Exact reproduction required: print each line of the material below.
Content starts
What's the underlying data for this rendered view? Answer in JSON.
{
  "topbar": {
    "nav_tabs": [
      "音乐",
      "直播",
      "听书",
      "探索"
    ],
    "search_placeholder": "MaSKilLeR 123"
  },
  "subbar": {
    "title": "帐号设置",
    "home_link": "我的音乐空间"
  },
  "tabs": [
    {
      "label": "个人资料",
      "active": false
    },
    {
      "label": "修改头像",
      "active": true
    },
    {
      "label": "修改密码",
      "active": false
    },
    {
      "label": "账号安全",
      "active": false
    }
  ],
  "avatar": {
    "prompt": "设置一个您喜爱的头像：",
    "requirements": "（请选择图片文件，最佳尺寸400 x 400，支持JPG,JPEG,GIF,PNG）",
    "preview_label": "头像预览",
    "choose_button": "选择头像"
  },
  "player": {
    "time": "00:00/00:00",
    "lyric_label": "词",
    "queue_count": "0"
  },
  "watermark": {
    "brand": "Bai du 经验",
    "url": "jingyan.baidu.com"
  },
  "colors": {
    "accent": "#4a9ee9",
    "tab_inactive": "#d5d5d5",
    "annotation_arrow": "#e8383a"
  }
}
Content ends
- [Written answer]:
What's the underlying data for this rendered view? Answer in JSON.
{
  "topbar": {
    "nav_tabs": [
      "音乐",
      "直播",
      "听书",
      "探索"
    ],
    "search_placeholder": "MaSKilLeR 123"
  },
  "subbar": {
    "title": "帐号设置",
    "home_link": "我的音乐空间"
  },
  "tabs": [
    {
      "label": "个人资料",
      "active": false
    },
    {
      "label": "修改头像",
      "active": true
    },
    {
      "label": "修改密码",
      "active": false
    },
    {
      "label": "账号安全",
      "active": false
    }
  ],
  "avatar": {
    "prompt": "设置一个您喜爱的头像：",
    "requirements": "（请选择图片文件，最佳尺寸400 x 400，支持JPG,JPEG,GIF,PNG）",
    "preview_label": "头像预览",
    "choose_button": "选择头像"
  },
  "player": {
    "time": "00:00/00:00",
    "lyric_label": "词",
    "queue_count": "0"
  },
  "watermark": {
    "brand": "Bai du 经验",
    "url": "jingyan.baidu.com"
  },
  "colors": {
    "accent": "#4a9ee9",
    "tab_inactive": "#d5d5d5",
    "annotation_arrow": "#e8383a"
  }
}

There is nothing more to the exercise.